NEW YORK (Reuters) - The Chief Executive of offshore oil and gas driller Fieldwood Energy LLC, Matt McCarroll, says he is not scared of the hurricanes, geological risks and costs that keep some oil companies out of the Gulf of Mexico. Instead, he is doubling down.
The private equity-backed company - already the largest operator on the U.S. outer continental shelf - announced on Thursday it is closing a $480 million acquisition of Noble Energy’s assets in the Gulf of Mexico that will add 25,000 barrels per day (bpd) to its current net production of 72,000 bpd of oil equivalent.
Fieldwood initiated the deal while in the midst of bankruptcy and the acquisition will close on the day it emerges.
“Where others may see it as maturing or dead, we think (the U.S. Gulf of Mexico) still holds vast opportunities for those of us with the unique experience to manage the challenges,” he told Reuters in an interview.
McCarroll said Fieldwood will start a drilling program on the newly-acquired assets that are not currently producing within six to twelve months, and will evaluate its existing acreage before making another acquisition.
Fieldwood has already accumulated more than 2 million acres of mainly shallow-water leases in the Gulf of Mexico, including a new block which it leased in last month’s federal oil auction, making it the No. 1 operator on the shelf.
Many of those assets have been gathered up in a string of acquisitions, including of units of Apache Corp and SandRidge Energy.

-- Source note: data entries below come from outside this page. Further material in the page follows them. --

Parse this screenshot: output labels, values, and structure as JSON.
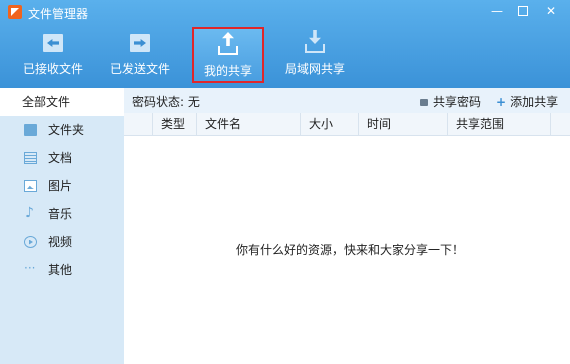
{
  "window": {
    "title": "文件管理器",
    "controls": {
      "minimize": "—",
      "close": "✕"
    }
  },
  "toolbar": {
    "items": [
      {
        "label": "已接收文件",
        "icon": "received-files-icon",
        "active": false
      },
      {
        "label": "已发送文件",
        "icon": "sent-files-icon",
        "active": false
      },
      {
        "label": "我的共享",
        "icon": "my-share-upload-icon",
        "active": true
      },
      {
        "label": "局域网共享",
        "icon": "lan-share-download-icon",
        "active": false
      }
    ]
  },
  "sidebar": {
    "items": [
      {
        "label": "全部文件",
        "icon": "",
        "selected": true
      },
      {
        "label": "文件夹",
        "icon": "folder-icon"
      },
      {
        "label": "文档",
        "icon": "document-icon"
      },
      {
        "label": "图片",
        "icon": "picture-icon"
      },
      {
        "label": "音乐",
        "icon": "music-icon",
        "glyph": "♪"
      },
      {
        "label": "视频",
        "icon": "video-icon"
      },
      {
        "label": "其他",
        "icon": "more-icon",
        "glyph": "···"
      }
    ]
  },
  "main": {
    "password_status": "密码状态: 无",
    "share_password_label": "共享密码",
    "add_share_label": "添加共享",
    "add_share_glyph": "+",
    "columns": [
      "类型",
      "文件名",
      "大小",
      "时间",
      "共享范围"
    ],
    "empty_message": "你有什么好的资源，快来和大家分享一下！"
  },
  "colors": {
    "toolbar_top": "#5ab0ec",
    "toolbar_bottom": "#3b92d8",
    "sidebar_bg": "#d7e9f7",
    "active_border": "#e0262a",
    "accent": "#3b8fd3"
  }
}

The company’s acquisition of the Noble assets boosts its deepwater position. Noble’s leases are nearly all deepwater blocks, according to Bureau of Ocean Energy Management data reviewed by Reuters. The position includes blocks in the Mississippi Canyon and Viosca Knoll formations of the Gulf.

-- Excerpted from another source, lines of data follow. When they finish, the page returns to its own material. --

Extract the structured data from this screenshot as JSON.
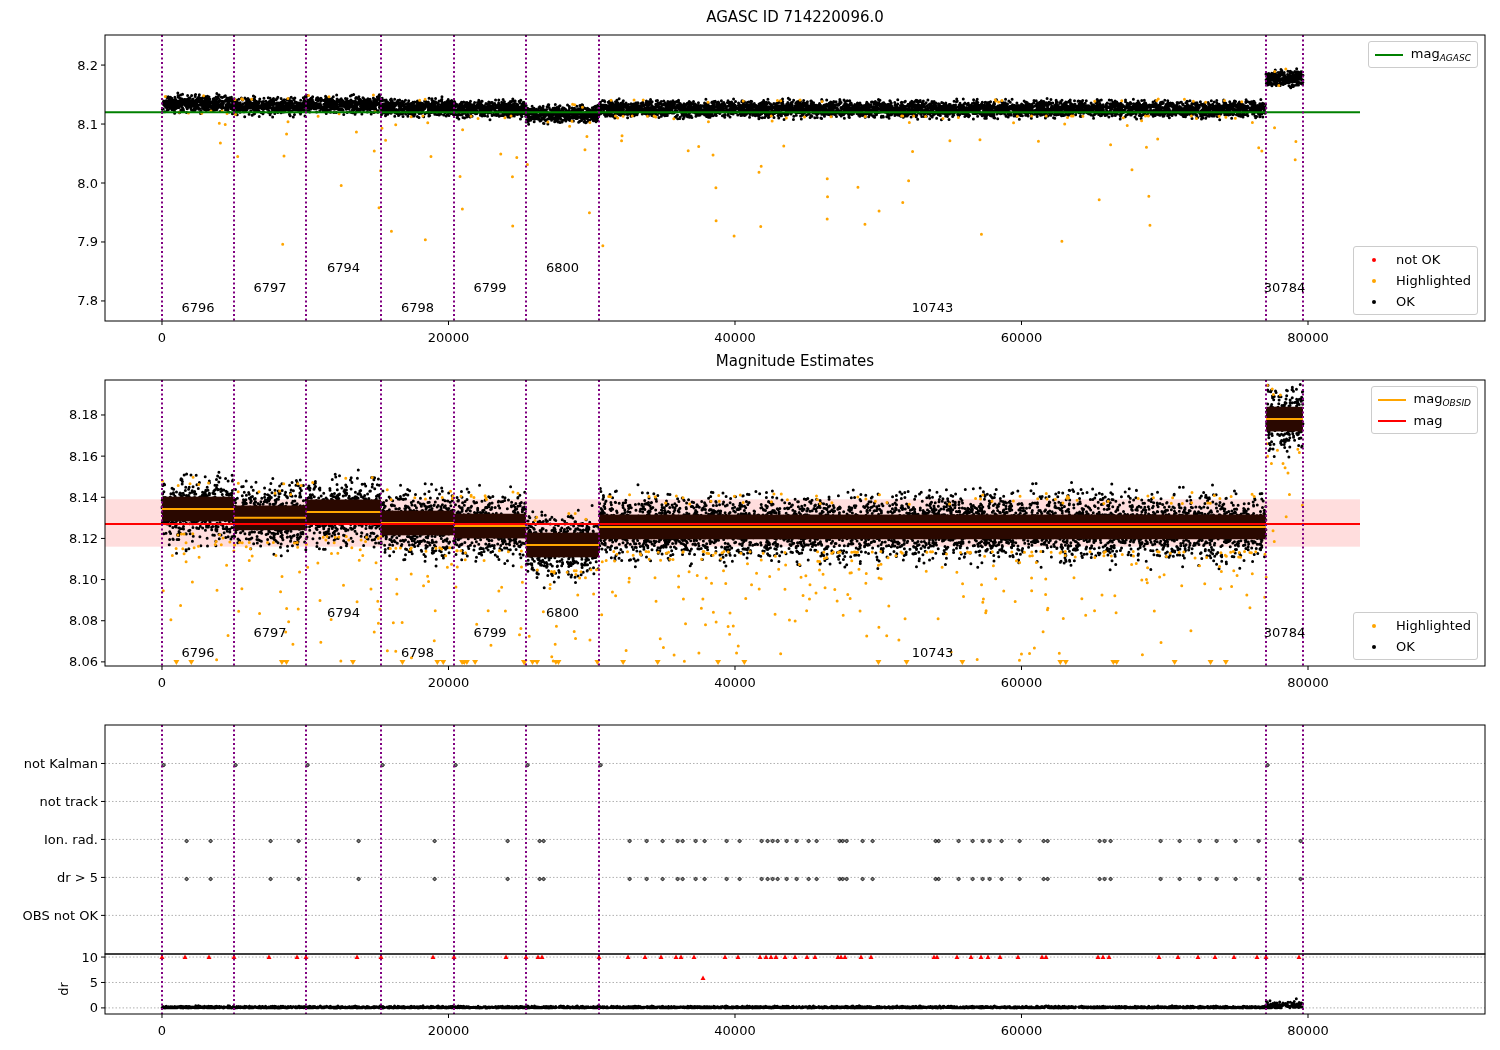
{
  "figure": {
    "panels": [
      {
        "chart_data": {
          "type": "scatter",
          "title": "AGASC ID 714220096.0",
          "xlim": [
            -3979,
            92356
          ],
          "ylim": [
            7.766,
            8.251
          ],
          "xticks": [
            0,
            20000,
            40000,
            60000,
            80000
          ],
          "yticks": [
            {
              "value": 7.8,
              "label": "7.8"
            },
            {
              "value": 7.9,
              "label": "7.9"
            },
            {
              "value": 8.0,
              "label": "8.0"
            },
            {
              "value": 8.1,
              "label": "8.1"
            },
            {
              "value": 8.2,
              "label": "8.2"
            }
          ],
          "legend": true,
          "series": [
            {
              "name": "mag$_{AGASC}$",
              "type": "line",
              "color": "#008000",
              "x": [
                -3979,
                83630
              ],
              "values": [
                8.12,
                8.12
              ]
            }
          ],
          "ref_lines": [
            {
              "axis": "x",
              "value": 0
            },
            {
              "axis": "x",
              "value": 5026
            },
            {
              "axis": "x",
              "value": 10052
            },
            {
              "axis": "x",
              "value": 15288
            },
            {
              "axis": "x",
              "value": 20384
            },
            {
              "axis": "x",
              "value": 25410
            },
            {
              "axis": "x",
              "value": 30506
            },
            {
              "axis": "x",
              "value": 77068
            },
            {
              "axis": "x",
              "value": 79651
            }
          ],
          "annotations": [
            "6796",
            "6797",
            "6794",
            "6798",
            "6799",
            "6800",
            "10743",
            "30784"
          ]
        },
        "legend": [
          {
            "label": "not OK",
            "color": "#ff0000"
          },
          {
            "label": "Highlighted",
            "color": "#ffa500"
          },
          {
            "label": "OK",
            "color": "#000000"
          }
        ]
      },
      {
        "chart_data": {
          "type": "scatter",
          "title": "Magnitude Estimates",
          "xlim": [
            -3979,
            92356
          ],
          "ylim": [
            8.058,
            8.197
          ],
          "xticks": [
            0,
            20000,
            40000,
            60000,
            80000
          ],
          "yticks": [
            {
              "value": 8.06,
              "label": "8.06"
            },
            {
              "value": 8.08,
              "label": "8.08"
            },
            {
              "value": 8.1,
              "label": "8.10"
            },
            {
              "value": 8.12,
              "label": "8.12"
            },
            {
              "value": 8.14,
              "label": "8.14"
            },
            {
              "value": 8.16,
              "label": "8.16"
            },
            {
              "value": 8.18,
              "label": "8.18"
            }
          ],
          "legend": true,
          "series": [
            {
              "name": "mag$_{OBSID}$",
              "type": "line",
              "color": "#ffa500",
              "x": [
                0,
                5026
              ],
              "values": [
                8.1343,
                8.1343
              ]
            },
            {
              "type": "line",
              "color": "#ffa500",
              "x": [
                5026,
                10052
              ],
              "values": [
                8.13,
                8.13
              ]
            },
            {
              "type": "line",
              "color": "#ffa500",
              "x": [
                10052,
                15288
              ],
              "values": [
                8.1329,
                8.1329
              ]
            },
            {
              "type": "line",
              "color": "#ffa500",
              "x": [
                15288,
                20384
              ],
              "values": [
                8.1275,
                8.1275
              ]
            },
            {
              "type": "line",
              "color": "#ffa500",
              "x": [
                20384,
                25410
              ],
              "values": [
                8.126,
                8.126
              ]
            },
            {
              "type": "line",
              "color": "#ffa500",
              "x": [
                25410,
                30506
              ],
              "values": [
                8.1168,
                8.1168
              ]
            },
            {
              "type": "line",
              "color": "#ffa500",
              "x": [
                30506,
                77068
              ],
              "values": [
                8.1256,
                8.1256
              ]
            },
            {
              "type": "line",
              "color": "#ffa500",
              "x": [
                77068,
                79651
              ],
              "values": [
                8.178,
                8.178
              ]
            },
            {
              "name": "mag",
              "type": "line",
              "color": "#ff0000",
              "x": [
                -3979,
                83630
              ],
              "values": [
                8.127,
                8.127
              ]
            }
          ],
          "bands": [
            {
              "axis": "y",
              "from": 8.116,
              "to": 8.139
            }
          ],
          "ref_lines": [
            {
              "axis": "x",
              "value": 0
            },
            {
              "axis": "x",
              "value": 5026
            },
            {
              "axis": "x",
              "value": 10052
            },
            {
              "axis": "x",
              "value": 15288
            },
            {
              "axis": "x",
              "value": 20384
            },
            {
              "axis": "x",
              "value": 25410
            },
            {
              "axis": "x",
              "value": 30506
            },
            {
              "axis": "x",
              "value": 77068
            },
            {
              "axis": "x",
              "value": 79651
            }
          ],
          "annotations": [
            "6796",
            "6797",
            "6794",
            "6798",
            "6799",
            "6800",
            "10743",
            "30784"
          ]
        },
        "legend": [
          {
            "label": "Highlighted",
            "color": "#ffa500"
          },
          {
            "label": "OK",
            "color": "#000000"
          }
        ]
      },
      {
        "flag_rows": [
          "not Kalman",
          "not track",
          "Ion. rad.",
          "dr > 5",
          "OBS not OK"
        ]
      },
      {
        "chart_data": {
          "type": "scatter",
          "grid": true,
          "ylabel": "dr",
          "xlim": [
            -3979,
            92356
          ],
          "ylim": [
            -1.2,
            10.6
          ],
          "xticks": [
            0,
            20000,
            40000,
            60000,
            80000
          ],
          "yticks": [
            {
              "value": 0,
              "label": "0"
            },
            {
              "value": 5,
              "label": "5"
            },
            {
              "value": 10,
              "label": "10"
            }
          ],
          "series": [
            {
              "type": "scatter",
              "color": "#ff0000",
              "x": [
                0,
                5026,
                10052,
                15288,
                20384,
                25410,
                30506,
                1606,
                3281,
                7469,
                9424,
                13613,
                18918,
                24015,
                26248,
                26527,
                32531,
                33718,
                34835,
                35882,
                36231,
                37138,
                37767,
                39302,
                40210,
                41746,
                42165,
                42513,
                42862,
                43491,
                44189,
                45026,
                45585,
                47190,
                47400,
                47679,
                48796,
                49494,
                53892,
                54101,
                55497,
                56475,
                57173,
                57661,
                58499,
                59756,
                61431,
                61710,
                65340,
                65689,
                66108,
                69598,
                70925,
                72321,
                73508,
                74834,
                76440,
                77068,
                79372
              ],
              "values": [
                10,
                10,
                10,
                10,
                10,
                10,
                10,
                10,
                10,
                10,
                10,
                10,
                10,
                10,
                10,
                10,
                10,
                10,
                10,
                10,
                10,
                10,
                5.9,
                10,
                10,
                10,
                10,
                10,
                10,
                10,
                10,
                10,
                10,
                10,
                10,
                10,
                10,
                10,
                10,
                10,
                10,
                10,
                10,
                10,
                10,
                10,
                10,
                10,
                10,
                10,
                10,
                10,
                10,
                10,
                10,
                10,
                10,
                10,
                10
              ]
            }
          ],
          "ref_lines": [
            {
              "axis": "x",
              "value": 0
            },
            {
              "axis": "x",
              "value": 5026
            },
            {
              "axis": "x",
              "value": 10052
            },
            {
              "axis": "x",
              "value": 15288
            },
            {
              "axis": "x",
              "value": 20384
            },
            {
              "axis": "x",
              "value": 25410
            },
            {
              "axis": "x",
              "value": 30506
            },
            {
              "axis": "x",
              "value": 77068
            },
            {
              "axis": "x",
              "value": 79651
            }
          ]
        }
      }
    ]
  }
}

But if the past is a guide, the strategy can be risky.
Oil companies that drilled offshore were badly hit by the oil price downturn that started in 2014 and rising competition from shale producers onshore.
Companies including Energy XXI, Cobalt International Energy and Stone Energy filed for bankruptcy protection in 2016 and 2017. In addition to the costs associated with exploration and production, companies drilling offshore often must provide bonds to prove they can pay for oil spills and other accidents - a burden not carried by lower cost onshore rivals.

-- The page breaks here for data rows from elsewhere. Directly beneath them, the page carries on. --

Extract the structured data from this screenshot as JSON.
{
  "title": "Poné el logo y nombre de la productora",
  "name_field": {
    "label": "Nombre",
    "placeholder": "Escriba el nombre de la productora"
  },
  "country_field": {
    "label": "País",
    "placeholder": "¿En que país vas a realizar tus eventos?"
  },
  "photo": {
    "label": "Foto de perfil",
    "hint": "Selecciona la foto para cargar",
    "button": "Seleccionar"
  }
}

Fieldwood will exit bankruptcy with approximately $1.6 billion in debt, after cutting about half of that during the Chapter 11 proceedings that it filed in February. Private equity firm Riverstone Holdings LLC, Fieldwood’s owner before the filing, will still hold about half the equity of the oil-and-gas explorer, with the rest taken by its former creditors.
But McCarroll said the company comes out strong, with the financial wherewithal to make more deals where it makes sense.
“We’re a buyer, not a seller,” McCarroll said, adding that they will be selective in their buying.
The company raised $525 million of new equity from its creditors that it will use for the $480 million Noble acquisition.
McCarroll said there were no layoffs in the bankruptcy, no unsecured claims left behind, and that Fieldwood had adequate liquidity. He called the process a “recapitalization” that allowed Fieldwood to reorganize its balance sheet.
Fieldwood is not the only company that has been on the hunt in the Gulf of Mexico. Talos Energy LLC and Stone Energy Corp announced in November that they would merge, creating a new company valued at $2.5 billion including debt.
Industry analysts have forecast further consolidation because of the pressures on offshore drillers.
“It’s less fragmented than it was 10 years ago, and more fragmented than it will be five years from now,” McCarroll said.
Reporting By Jessica Resnick-Ault, additional reporting by Jessica DiNapoli in New York; Editing by Christian Schmollinger